* Problem requirements *
Look through the lines below and extract each one that contains "this".

* Supplied data *
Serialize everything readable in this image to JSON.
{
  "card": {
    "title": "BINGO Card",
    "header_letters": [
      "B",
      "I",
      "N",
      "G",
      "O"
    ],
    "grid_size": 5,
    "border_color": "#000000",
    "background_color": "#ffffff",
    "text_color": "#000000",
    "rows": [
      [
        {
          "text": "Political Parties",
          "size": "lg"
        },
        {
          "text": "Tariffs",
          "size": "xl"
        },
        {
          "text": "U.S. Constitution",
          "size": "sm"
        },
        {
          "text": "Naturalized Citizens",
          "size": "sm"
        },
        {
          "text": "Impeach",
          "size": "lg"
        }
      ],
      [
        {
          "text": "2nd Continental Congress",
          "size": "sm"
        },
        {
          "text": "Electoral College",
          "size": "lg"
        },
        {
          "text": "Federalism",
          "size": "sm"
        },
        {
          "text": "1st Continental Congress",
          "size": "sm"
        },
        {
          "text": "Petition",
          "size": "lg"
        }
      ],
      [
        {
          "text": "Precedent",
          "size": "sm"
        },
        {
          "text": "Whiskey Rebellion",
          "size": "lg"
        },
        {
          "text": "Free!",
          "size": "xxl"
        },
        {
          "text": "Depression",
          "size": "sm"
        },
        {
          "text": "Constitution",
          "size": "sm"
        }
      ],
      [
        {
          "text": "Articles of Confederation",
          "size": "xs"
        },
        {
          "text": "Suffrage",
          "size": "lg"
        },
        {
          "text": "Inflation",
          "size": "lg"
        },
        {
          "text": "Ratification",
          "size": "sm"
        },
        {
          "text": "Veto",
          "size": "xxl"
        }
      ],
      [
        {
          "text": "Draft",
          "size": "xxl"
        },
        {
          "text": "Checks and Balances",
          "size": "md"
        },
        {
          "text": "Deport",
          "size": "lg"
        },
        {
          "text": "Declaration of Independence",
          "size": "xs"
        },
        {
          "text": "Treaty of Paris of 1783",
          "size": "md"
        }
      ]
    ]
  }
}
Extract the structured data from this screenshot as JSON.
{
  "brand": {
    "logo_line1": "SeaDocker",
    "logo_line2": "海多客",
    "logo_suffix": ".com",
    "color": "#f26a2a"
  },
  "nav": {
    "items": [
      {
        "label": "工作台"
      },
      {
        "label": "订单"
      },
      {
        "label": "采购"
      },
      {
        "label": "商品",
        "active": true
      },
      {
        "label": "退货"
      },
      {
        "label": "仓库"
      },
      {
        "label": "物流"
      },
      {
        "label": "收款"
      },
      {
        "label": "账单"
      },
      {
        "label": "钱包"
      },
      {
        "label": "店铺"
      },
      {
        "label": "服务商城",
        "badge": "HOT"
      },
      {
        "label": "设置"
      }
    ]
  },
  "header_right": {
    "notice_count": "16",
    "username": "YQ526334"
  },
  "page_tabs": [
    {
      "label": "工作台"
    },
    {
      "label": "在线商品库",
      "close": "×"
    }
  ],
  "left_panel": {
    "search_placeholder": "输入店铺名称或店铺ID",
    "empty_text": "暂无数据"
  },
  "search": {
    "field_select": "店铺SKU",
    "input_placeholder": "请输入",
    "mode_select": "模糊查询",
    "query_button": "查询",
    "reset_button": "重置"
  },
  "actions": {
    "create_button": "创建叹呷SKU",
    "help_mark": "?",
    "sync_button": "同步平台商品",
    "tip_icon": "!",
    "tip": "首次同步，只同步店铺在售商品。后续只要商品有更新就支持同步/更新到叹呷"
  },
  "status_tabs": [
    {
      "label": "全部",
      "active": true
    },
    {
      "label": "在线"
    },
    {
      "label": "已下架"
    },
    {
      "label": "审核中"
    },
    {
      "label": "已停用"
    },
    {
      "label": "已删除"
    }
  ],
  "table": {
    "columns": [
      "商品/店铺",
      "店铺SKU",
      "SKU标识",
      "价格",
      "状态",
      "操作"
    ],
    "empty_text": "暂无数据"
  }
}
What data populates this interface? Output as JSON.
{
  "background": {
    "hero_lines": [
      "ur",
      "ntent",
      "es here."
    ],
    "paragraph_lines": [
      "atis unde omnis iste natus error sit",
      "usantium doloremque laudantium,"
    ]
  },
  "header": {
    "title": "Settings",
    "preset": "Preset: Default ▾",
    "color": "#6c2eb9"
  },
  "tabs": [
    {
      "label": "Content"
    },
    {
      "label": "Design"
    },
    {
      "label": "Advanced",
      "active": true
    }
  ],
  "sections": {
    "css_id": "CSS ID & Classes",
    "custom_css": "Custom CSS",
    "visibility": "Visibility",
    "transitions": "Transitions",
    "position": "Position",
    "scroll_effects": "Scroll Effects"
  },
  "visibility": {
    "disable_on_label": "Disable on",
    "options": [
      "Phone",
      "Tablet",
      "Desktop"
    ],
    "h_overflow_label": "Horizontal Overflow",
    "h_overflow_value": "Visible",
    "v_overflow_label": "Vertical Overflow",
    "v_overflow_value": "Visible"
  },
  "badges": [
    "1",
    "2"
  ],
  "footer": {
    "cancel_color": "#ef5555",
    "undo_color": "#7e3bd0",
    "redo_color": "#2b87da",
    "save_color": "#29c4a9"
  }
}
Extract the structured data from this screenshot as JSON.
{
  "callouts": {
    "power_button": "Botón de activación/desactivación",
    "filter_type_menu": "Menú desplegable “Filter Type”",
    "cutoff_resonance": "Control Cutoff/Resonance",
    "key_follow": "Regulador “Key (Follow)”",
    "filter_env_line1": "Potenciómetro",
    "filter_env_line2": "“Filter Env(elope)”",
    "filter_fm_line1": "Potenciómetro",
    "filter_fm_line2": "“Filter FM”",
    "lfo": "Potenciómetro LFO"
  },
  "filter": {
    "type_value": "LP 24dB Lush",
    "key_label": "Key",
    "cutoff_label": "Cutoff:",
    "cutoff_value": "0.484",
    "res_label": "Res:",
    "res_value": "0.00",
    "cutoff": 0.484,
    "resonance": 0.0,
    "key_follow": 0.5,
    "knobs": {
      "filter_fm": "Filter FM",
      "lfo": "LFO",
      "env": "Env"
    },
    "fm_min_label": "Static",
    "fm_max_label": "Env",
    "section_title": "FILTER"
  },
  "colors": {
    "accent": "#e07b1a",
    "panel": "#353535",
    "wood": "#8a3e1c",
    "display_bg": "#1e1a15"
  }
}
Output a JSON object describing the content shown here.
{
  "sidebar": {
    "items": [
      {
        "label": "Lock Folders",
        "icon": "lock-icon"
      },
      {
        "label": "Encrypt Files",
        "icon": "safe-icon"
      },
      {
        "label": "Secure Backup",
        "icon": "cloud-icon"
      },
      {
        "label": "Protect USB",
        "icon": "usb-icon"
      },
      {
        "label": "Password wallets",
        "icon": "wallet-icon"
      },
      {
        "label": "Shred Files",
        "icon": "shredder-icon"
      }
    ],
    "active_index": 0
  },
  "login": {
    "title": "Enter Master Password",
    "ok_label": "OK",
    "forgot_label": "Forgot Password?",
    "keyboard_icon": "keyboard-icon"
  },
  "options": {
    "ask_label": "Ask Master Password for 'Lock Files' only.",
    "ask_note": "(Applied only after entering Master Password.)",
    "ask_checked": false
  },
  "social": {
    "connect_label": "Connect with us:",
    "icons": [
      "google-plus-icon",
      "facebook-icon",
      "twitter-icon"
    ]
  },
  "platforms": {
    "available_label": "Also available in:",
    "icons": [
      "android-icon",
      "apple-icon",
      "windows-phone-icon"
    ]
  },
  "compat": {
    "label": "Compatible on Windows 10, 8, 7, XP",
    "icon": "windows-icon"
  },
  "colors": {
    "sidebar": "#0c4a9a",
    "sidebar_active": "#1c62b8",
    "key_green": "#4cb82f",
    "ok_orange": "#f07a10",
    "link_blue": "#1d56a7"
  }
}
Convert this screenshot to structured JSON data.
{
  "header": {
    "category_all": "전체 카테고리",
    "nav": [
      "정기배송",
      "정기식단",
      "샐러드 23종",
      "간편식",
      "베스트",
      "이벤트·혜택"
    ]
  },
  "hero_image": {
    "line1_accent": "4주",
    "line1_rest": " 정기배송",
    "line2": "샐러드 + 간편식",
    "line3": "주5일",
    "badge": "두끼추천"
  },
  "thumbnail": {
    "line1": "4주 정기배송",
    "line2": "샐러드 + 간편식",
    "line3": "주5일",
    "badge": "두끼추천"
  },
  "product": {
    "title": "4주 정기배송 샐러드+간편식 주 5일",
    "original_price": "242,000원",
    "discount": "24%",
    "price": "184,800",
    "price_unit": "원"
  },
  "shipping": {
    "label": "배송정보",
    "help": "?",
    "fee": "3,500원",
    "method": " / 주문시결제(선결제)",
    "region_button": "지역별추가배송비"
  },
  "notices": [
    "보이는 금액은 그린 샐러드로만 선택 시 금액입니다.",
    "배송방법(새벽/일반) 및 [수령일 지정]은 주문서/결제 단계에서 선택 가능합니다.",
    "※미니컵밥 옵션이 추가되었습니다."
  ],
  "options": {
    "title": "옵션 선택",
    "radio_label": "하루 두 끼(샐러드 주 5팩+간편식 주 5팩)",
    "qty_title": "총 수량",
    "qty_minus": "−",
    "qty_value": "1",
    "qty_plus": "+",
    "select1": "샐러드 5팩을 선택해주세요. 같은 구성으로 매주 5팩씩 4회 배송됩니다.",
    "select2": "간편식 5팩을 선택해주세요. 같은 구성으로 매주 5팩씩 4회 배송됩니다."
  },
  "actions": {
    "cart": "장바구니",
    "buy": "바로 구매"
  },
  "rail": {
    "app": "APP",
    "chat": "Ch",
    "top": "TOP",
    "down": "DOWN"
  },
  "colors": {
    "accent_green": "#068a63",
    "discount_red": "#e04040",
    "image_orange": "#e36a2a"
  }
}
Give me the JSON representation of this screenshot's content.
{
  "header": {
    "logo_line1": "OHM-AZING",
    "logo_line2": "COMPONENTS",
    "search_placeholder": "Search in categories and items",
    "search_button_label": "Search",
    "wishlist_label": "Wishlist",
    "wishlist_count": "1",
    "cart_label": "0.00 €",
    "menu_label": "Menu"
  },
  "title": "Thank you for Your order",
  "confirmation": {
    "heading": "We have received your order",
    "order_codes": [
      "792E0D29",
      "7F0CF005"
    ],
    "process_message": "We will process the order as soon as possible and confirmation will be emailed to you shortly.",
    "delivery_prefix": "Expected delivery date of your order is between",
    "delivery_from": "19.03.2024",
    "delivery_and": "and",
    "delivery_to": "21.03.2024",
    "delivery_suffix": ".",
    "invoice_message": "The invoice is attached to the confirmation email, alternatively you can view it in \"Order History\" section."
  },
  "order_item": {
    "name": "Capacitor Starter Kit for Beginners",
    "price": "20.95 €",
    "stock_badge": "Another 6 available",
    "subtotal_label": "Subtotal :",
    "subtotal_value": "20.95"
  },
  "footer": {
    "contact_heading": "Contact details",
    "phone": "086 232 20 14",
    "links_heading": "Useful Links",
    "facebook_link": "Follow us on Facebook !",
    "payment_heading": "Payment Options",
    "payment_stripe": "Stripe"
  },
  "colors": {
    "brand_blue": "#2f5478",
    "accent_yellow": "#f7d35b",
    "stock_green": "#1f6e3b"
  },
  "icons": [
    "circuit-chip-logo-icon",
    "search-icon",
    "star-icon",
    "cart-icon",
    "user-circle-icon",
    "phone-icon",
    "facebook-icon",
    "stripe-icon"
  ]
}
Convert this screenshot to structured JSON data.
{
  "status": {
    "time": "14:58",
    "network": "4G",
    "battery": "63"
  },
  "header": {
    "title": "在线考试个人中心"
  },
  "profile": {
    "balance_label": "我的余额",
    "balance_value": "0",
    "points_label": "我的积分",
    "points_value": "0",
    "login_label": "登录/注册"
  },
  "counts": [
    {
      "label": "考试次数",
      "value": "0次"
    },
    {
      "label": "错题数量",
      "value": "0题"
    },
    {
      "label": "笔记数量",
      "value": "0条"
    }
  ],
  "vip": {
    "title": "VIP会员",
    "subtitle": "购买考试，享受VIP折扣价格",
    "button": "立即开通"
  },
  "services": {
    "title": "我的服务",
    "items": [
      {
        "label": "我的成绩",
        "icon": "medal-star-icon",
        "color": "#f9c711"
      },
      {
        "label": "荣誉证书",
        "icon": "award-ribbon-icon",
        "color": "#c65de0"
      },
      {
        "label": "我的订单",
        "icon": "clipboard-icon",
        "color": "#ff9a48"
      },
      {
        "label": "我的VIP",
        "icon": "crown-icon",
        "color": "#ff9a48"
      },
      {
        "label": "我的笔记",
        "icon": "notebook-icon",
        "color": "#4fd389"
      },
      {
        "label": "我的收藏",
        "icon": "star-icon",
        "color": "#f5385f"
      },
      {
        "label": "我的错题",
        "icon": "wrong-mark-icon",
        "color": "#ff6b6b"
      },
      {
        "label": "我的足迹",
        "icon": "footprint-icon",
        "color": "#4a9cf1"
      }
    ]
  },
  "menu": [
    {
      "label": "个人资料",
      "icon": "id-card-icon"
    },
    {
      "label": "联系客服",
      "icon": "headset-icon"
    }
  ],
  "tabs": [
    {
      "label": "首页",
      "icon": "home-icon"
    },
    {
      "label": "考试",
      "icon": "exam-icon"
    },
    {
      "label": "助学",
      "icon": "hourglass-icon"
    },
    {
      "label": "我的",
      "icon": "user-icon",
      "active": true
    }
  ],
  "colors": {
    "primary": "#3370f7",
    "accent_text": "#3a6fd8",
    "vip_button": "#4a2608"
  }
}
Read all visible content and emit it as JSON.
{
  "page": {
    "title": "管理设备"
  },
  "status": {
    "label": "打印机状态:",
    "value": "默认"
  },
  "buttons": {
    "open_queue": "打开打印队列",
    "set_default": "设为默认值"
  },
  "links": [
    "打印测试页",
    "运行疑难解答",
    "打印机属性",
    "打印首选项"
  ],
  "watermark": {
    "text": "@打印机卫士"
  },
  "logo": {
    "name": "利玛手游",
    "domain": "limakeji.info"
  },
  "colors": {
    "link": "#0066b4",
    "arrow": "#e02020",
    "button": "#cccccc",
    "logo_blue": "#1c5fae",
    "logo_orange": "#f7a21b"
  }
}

* Written answer *
Serialize everything readable in this image to JSON.
Extract the structured data from this screenshot as JSON.
What data populates this interface? Output as JSON.
Extract the structured data from this screenshot as JSON.
Convert this screenshot to structured JSON data.
Give me the JSON representation of this screenshot's content.
Convert this screenshot to structured JSON data.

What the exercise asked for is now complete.